Barclays Bank was on the verge of giving James Fry and business partner Frank Vennes a $150 million line of credit to invest with Tom Petters when the bank learned of Vennes’ criminal background and brought the transaction to a screeching halt, a Barclays official testified at Fry’s trial Tuesday.
“I was taken aback,” testified Barclays Capital director Andrew Shuster as he recalled being informed by Vennes of his late 1980s conviction on charges of money laundering and drug sales. “I don’t often get calls like that. I was shocked. I thanked him and told him I would get back to him.”
“We terminated discussions of the transaction shortly after that,” Shuster testified about the 1999 conversation. “I told him we could not go forward due to his background.”
Shuster’s testimony is part of the government’s attempt to demonstrate that Vennes’ criminal past was toxic when it came to getting funds from conventional sources and that Fry, as a result, started to hide Vennes’ presence and his past from prospective investors.
Fry, the former manager of Arrowhead Capital Management, is on trial, accused of 12 counts of wire and securities fraud and of making false statements to the Securities and Exchange Commission.

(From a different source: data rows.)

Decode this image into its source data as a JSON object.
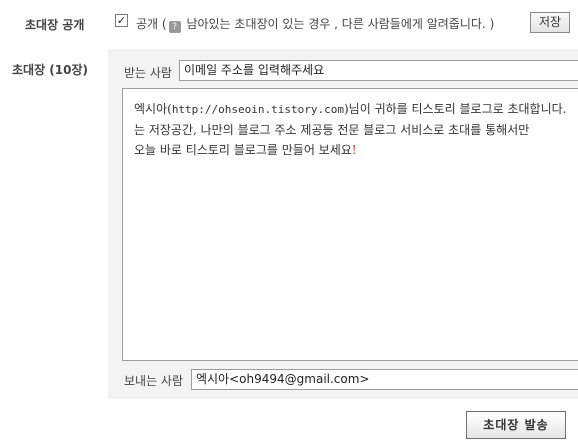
{
  "open_section": {
    "label": "초대장 공개",
    "checked_mark": "✓",
    "checkbox_label": "공개",
    "paren_open": "(",
    "help_glyph": "?",
    "note": "남아있는 초대장이 있는 경우 , 다른 사람들에게 알려줍니다.",
    "paren_close": ")",
    "save_label": "저장"
  },
  "invite": {
    "label": "초대장 (10장)",
    "to_label": "받는 사람",
    "to_placeholder": "이메일 주소를 입력해주세요",
    "message": {
      "line1_a": "엑시아(",
      "line1_url": "http://ohseoin.tistory.com",
      "line1_b": ")님이 귀하를 티스토리 블로그로 초대합니다.",
      "line2": "는 저장공간, 나만의 블로그 주소 제공등 전문 블로그 서비스로 초대를 통해서만",
      "line3_a": "오늘 바로 티스토리 블로그를 만들어 보세요",
      "line3_excl": "!"
    },
    "from_label": "보내는 사람",
    "from_value": "엑시아<oh9494@gmail.com>",
    "send_label": "초대장 발송"
  }
}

Shuster said Vennes told him that he had been entrapped by undercover federal agents in a money laundering sting and that he was seeking a presidential pardon for his crimes, which also included charges of illegal firearms sales. Vennes pleaded guilty to the money laundering charge and no contest to the others and received a five-year prison sentence.
In connection with the Petters Ponzi scheme, Vennes pleaded guilty in February to two counts of aiding and abetting securities fraud and unlawful monetary activity.
Under questioning by Assistant U.S. Attorney Kimberly Svendsen, Shuster said he contacted his company attorney who arranged for an independent investigation into the backgrounds of Vennes, Fry and Petters and confirmed Vennes’ version of events.
For nearly a decade, Fry, through Vennes, funneled investor funds to Petters Companies Inc. (PCI) for the purported sale of consumer electronic goods to big-box retailers. But Petters had no goods to sell and used money from new investors to repay the investments of old investors. Losses in the decadelong Ponzi scheme totaled $3.65 billion.
Fry contends that he had no idea that the big-box sales were bogus and that for nearly all of the time he did business with Petters, his Arrowhead investments paid off on schedule.
Under cross-examination by defense attorney Joe Friedberg, Shuster acknowledged that the investigation prompted by Vennes’ acknowledgment of a criminal record also turned up some unspecified concerns about the background of Petters.
“You were told not to say anything,” Friedberg declared.
“Yes,” Shuster replied.
“Why?” Friedberg asked.
“I don’t know,” Shuster answered.
Shuster also told Friedberg about his first impressions of meeting Fry, Vennes and Petters on a visit to the Twin Cities while researching the proposed lending arrangement. Shuster said he found Fry to be the most financially savvy of the group. The born-again Vennes “wore his faith on his sleeve” and tried to talk to Shuster about Jesus while Petters was described as “proud of himself.”
Fry’s trial began Monday and is expected to last three weeks.